The fall surge of COVID-19 cases across the US and Europe has dashed hopes of expanded indoor dining. Restaurants will have to be creative to survive the winter when no patrons can be seated inside. Here’s a look at how restaurants prepare for outdoor dining in winter.
Online Ordering, Curbside Pickup, and Delivery
During spring 2020, many restaurants nimbly shifted to accepting orders online, offering curbside pickup and adding delivery services. When restrictions eased, many diners maintained their socially-distanced habits, wary of dining inside. As cases surge this fall, restaurants that perfected their curbside and delivery game will have to rely on expanding their customer base for those services. Menus might be adjusted as a result, but at least these service businesses will have a shot at surviving the winter.
Igloos, Domes, and Tents
As more people began to understand the risk of airborne disease transmission, restaurants adapted by erecting tents in their parking lots or domes in streets that were closed off to help restaurants expand outdoor dining when restrictions on indoor seating were in place. These structures could be open-sided in the summer to allow fresh breeze to blow in. As winter approaches, restauranteurs are faced with tough decisions about whether to maintain outdoor dining or dial back to just curbside or window service and delivery.

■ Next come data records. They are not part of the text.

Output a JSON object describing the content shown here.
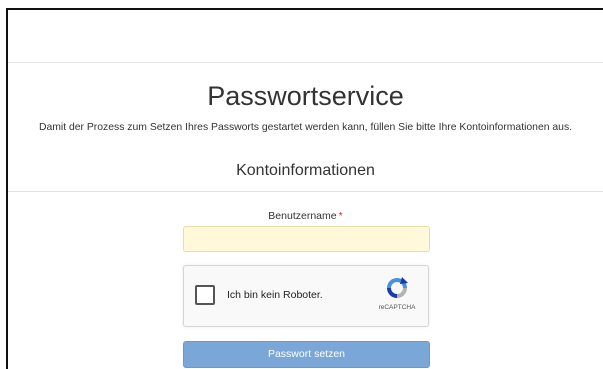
{
  "page": {
    "title": "Passwortservice",
    "description": "Damit der Prozess zum Setzen Ihres Passworts gestartet werden kann, füllen Sie bitte Ihre Kontoinformationen aus."
  },
  "section": {
    "title": "Kontoinformationen"
  },
  "form": {
    "username_label": "Benutzername",
    "required_marker": "*",
    "username_value": "",
    "submit_label": "Passwort setzen"
  },
  "captcha": {
    "label": "Ich bin kein Roboter.",
    "brand": "reCAPTCHA",
    "checked": false,
    "icon": "recaptcha-logo-icon"
  },
  "colors": {
    "input_bg": "#fff9d9",
    "required": "#e0242c",
    "button_bg": "#7ba7d8",
    "captcha_blue": "#1c3aa9",
    "captcha_light": "#4a90e2"
  }
}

While domes, igloos, and tents can be heated, it may not be safe to have diners in a completely enclosed space. Chicago will require domes to have warning signs about the increased risk of COVID-19 in enclosed spaces. A Detroit restaurant called East Eats is composed entirely of geodesic domes that had one side open in the summer. When they’re closed off for the winter, diners will be able to open windows in the fabric covering of the domes for air circulation.
Heat Lamps and Wind Barriers
So many restaurants ordered heat lamps that suppliers are sold out. In addition to heating open outdoor spaces, some restaurants are positioning outdoor seating to take advantage of natural wind barriers like building walls. Others are installing additional greenery to block breezes. Some spent money on upgrading their indoor ventilation systems to try to reassure diners where outdoor dining isn’t feasible. Yet over the summer, when indoor seating was permitted, many restaurants saw no decline in interest in outdoor dining—people felt safer sitting in the open air.
It remains unclear whether diners will show up to eat under heat lamps, in igloos, or in heated tents. How well these new outdoor structures will stand up to a foot of snow and icy wind is also an open question. Restaurants prepared for outdoor dining in winter may be able to extend their patio season, but when the snow flies, no one knows if diners will adapt to eating outdoors.